Would you retype the listing below exactly as given?
** Provided records follows **
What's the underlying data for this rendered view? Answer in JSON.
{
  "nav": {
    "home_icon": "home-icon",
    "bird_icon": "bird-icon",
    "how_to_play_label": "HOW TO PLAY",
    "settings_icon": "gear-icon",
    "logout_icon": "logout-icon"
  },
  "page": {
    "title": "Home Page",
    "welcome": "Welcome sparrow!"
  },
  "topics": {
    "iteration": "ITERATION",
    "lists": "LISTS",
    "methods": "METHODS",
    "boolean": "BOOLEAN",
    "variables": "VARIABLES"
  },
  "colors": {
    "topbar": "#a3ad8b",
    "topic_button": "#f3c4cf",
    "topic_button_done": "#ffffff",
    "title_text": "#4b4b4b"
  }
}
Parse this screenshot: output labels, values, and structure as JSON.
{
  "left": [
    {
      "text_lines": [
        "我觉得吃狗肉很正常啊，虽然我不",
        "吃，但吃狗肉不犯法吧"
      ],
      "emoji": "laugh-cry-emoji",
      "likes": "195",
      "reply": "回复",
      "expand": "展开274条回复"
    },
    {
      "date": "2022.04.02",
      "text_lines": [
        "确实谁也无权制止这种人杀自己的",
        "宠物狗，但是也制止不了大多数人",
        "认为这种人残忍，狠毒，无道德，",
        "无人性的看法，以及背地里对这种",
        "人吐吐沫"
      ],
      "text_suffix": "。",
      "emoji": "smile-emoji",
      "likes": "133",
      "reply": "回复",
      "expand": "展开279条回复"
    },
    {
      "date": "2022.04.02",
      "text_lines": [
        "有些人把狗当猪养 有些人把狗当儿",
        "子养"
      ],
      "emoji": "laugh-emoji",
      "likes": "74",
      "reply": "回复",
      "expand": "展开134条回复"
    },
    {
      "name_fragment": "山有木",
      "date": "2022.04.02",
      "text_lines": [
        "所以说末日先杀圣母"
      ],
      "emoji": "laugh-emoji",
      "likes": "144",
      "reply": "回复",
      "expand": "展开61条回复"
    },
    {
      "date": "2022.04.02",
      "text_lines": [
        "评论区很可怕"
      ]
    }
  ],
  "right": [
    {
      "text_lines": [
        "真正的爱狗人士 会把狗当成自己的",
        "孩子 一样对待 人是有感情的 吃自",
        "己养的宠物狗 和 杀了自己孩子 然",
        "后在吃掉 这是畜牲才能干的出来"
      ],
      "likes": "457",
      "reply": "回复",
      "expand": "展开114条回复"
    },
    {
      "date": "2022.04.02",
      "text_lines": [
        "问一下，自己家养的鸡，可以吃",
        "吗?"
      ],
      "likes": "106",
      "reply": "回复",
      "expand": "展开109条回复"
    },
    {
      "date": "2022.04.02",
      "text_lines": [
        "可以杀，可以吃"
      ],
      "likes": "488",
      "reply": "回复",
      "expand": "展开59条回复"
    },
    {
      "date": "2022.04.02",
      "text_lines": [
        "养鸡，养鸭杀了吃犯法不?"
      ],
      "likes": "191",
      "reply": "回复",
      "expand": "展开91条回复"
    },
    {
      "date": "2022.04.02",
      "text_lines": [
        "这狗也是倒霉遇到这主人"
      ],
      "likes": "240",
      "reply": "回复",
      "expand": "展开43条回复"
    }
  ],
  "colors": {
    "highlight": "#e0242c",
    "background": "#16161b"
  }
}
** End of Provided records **
> _Exercise solution_
What's the underlying data for this rendered view? Answer in JSON.
{
  "nav": {
    "home_icon": "home-icon",
    "bird_icon": "bird-icon",
    "how_to_play_label": "HOW TO PLAY",
    "settings_icon": "gear-icon",
    "logout_icon": "logout-icon"
  },
  "page": {
    "title": "Home Page",
    "welcome": "Welcome sparrow!"
  },
  "topics": {
    "iteration": "ITERATION",
    "lists": "LISTS",
    "methods": "METHODS",
    "boolean": "BOOLEAN",
    "variables": "VARIABLES"
  },
  "colors": {
    "topbar": "#a3ad8b",
    "topic_button": "#f3c4cf",
    "topic_button_done": "#ffffff",
    "title_text": "#4b4b4b"
  }
}
Parse this screenshot: output labels, values, and structure as JSON.
{
  "left": [
    {
      "text_lines": [
        "我觉得吃狗肉很正常啊，虽然我不",
        "吃，但吃狗肉不犯法吧"
      ],
      "emoji": "laugh-cry-emoji",
      "likes": "195",
      "reply": "回复",
      "expand": "展开274条回复"
    },
    {
      "date": "2022.04.02",
      "text_lines": [
        "确实谁也无权制止这种人杀自己的",
        "宠物狗，但是也制止不了大多数人",
        "认为这种人残忍，狠毒，无道德，",
        "无人性的看法，以及背地里对这种",
        "人吐吐沫"
      ],
      "text_suffix": "。",
      "emoji": "smile-emoji",
      "likes": "133",
      "reply": "回复",
      "expand": "展开279条回复"
    },
    {
      "date": "2022.04.02",
      "text_lines": [
        "有些人把狗当猪养 有些人把狗当儿",
        "子养"
      ],
      "emoji": "laugh-emoji",
      "likes": "74",
      "reply": "回复",
      "expand": "展开134条回复"
    },
    {
      "name_fragment": "山有木",
      "date": "2022.04.02",
      "text_lines": [
        "所以说末日先杀圣母"
      ],
      "emoji": "laugh-emoji",
      "likes": "144",
      "reply": "回复",
      "expand": "展开61条回复"
    },
    {
      "date": "2022.04.02",
      "text_lines": [
        "评论区很可怕"
      ]
    }
  ],
  "right": [
    {
      "text_lines": [
        "真正的爱狗人士 会把狗当成自己的",
        "孩子 一样对待 人是有感情的 吃自",
        "己养的宠物狗 和 杀了自己孩子 然",
        "后在吃掉 这是畜牲才能干的出来"
      ],
      "likes": "457",
      "reply": "回复",
      "expand": "展开114条回复"
    },
    {
      "date": "2022.04.02",
      "text_lines": [
        "问一下，自己家养的鸡，可以吃",
        "吗?"
      ],
      "likes": "106",
      "reply": "回复",
      "expand": "展开109条回复"
    },
    {
      "date": "2022.04.02",
      "text_lines": [
        "可以杀，可以吃"
      ],
      "likes": "488",
      "reply": "回复",
      "expand": "展开59条回复"
    },
    {
      "date": "2022.04.02",
      "text_lines": [
        "养鸡，养鸭杀了吃犯法不?"
      ],
      "likes": "191",
      "reply": "回复",
      "expand": "展开91条回复"
    },
    {
      "date": "2022.04.02",
      "text_lines": [
        "这狗也是倒霉遇到这主人"
      ],
      "likes": "240",
      "reply": "回复",
      "expand": "展开43条回复"
    }
  ],
  "colors": {
    "highlight": "#e0242c",
    "background": "#16161b"
  }
}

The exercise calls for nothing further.